As a society, we are starved for health.  We spend money on gym memberships, the latest fad diet, and trips to the doctor, all in search of well being.  I am by no means a hippy, new age witch doctor.  I am a product of western medicine and I know first hand the difference that can be made in people’s lives with a traditional approach to medicine, and this often necessitates pharmaceuticals and even surgery.  However, I have become more and more convinced that the solution to many of our problems isn’t the physician’s prescription pad or the surgeon’s knife, but lifestyle modifications that are available without a prescription or even an appointment.  Eat your fruits and vegetables, exercise regularly, meditate, and get enough sleep.  Doctor’s orders!

Suggested reading list:
Finding Ultra by Rich Roll
No Meat Athlete by Matt Frazier
Running With the Mind of Meditation by Sakyong Mipham
The Willpower Instinct by Kelly McGonigal
Eat and Run by Scott Jurek
In Defense of Food & The Omnivores Dilemma, both by Michael Pollan

Friday, March 20, 2015

2015 State Farm Run

Just a reminder that the 2015 State Farm Run is next Saturday.  The race kicks off the 2015 Lincoln Track Club race schedule.  Great way to gauge your training for the Lincoln Marathon and 1/2 Marathon.

Monday, March 16, 2015

Cut & Run........& Bike...........& Swim

I've felt a little lost since finishing the 50 state marathon journey in Las Vegas last fall.  I am someone who is much more disciplined when I have a goal, and without a calendar of marathons to look forward to, my training has lacked focus.  I've always been fascinated by triathlons.  So I decided that this would be the year!  I have signed up for the triathlon at the Cornhusker State Games this summer. Of course, I had to pick the year when the CSG hosts the State Games of America, of which NOASM is a sponsor.  Nebraska athletes are exempt from qualifying.  Good thing, too, because I am a very poor swimmer and not much better on the bike.  I'm nervous, but excited to try something new.

Thursday, February 5, 2015

A Proud Dad
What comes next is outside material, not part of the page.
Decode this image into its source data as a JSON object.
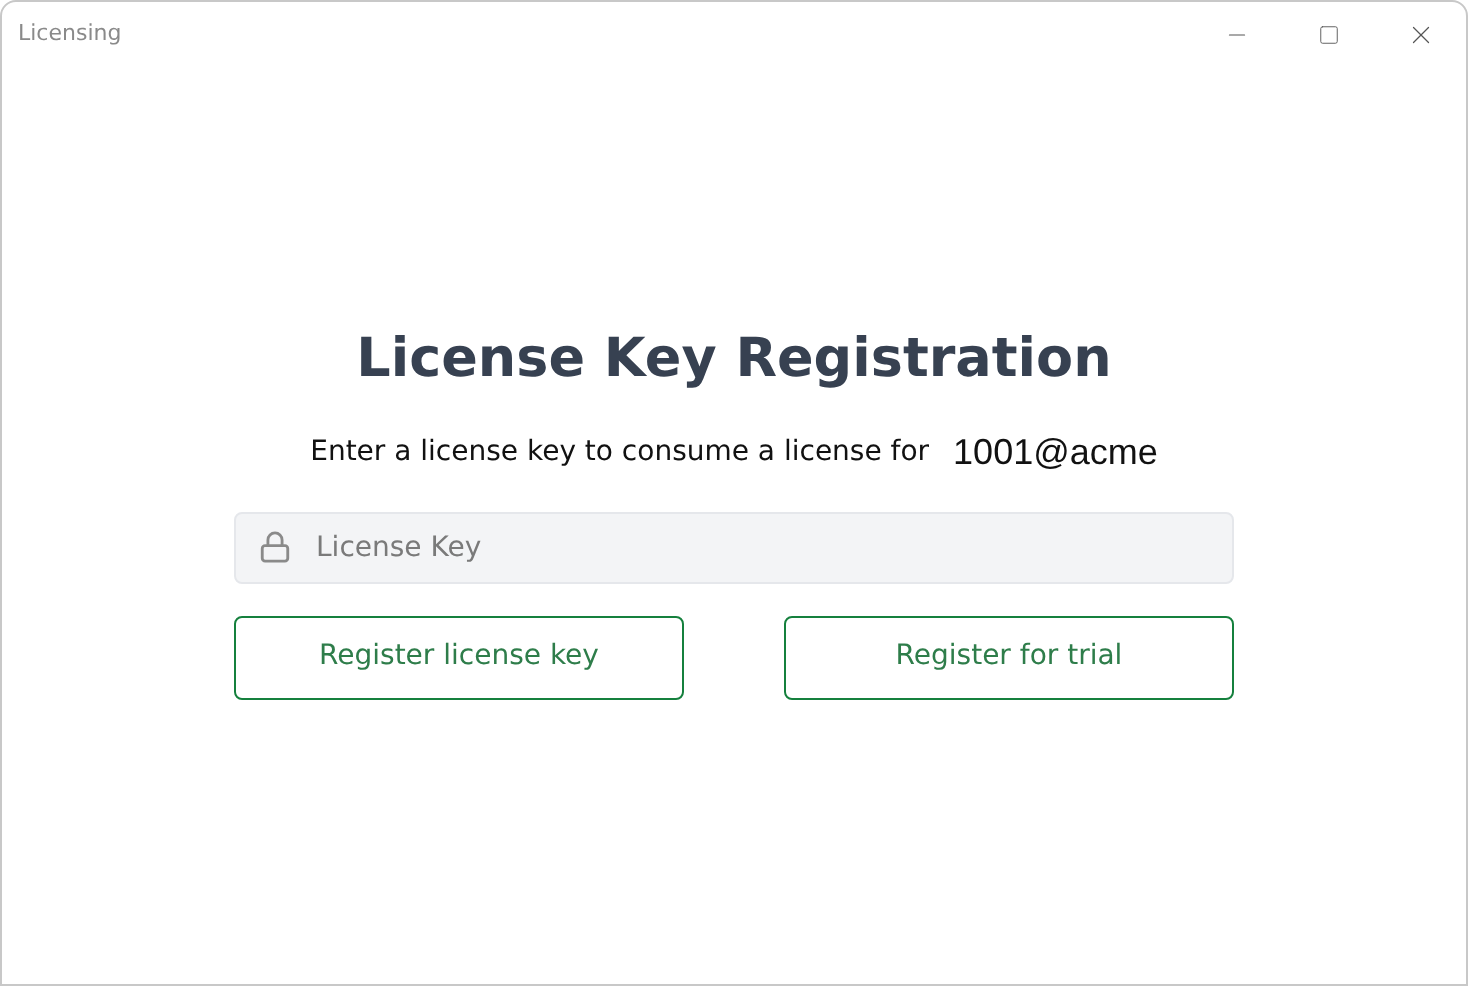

Since I ran my 50th state in November, I haven't run much and have posted even less, but there is one thing I wanted to share.  My son, Linus, recently turned 5.  Since he was born, I have run 32 marathons, and he has actually been to 9 of them.  When asked on his birthday what he wants to be when he grows up, he said, without hesitation, "I want to be a runner."  2028 Olympics, here we come!!!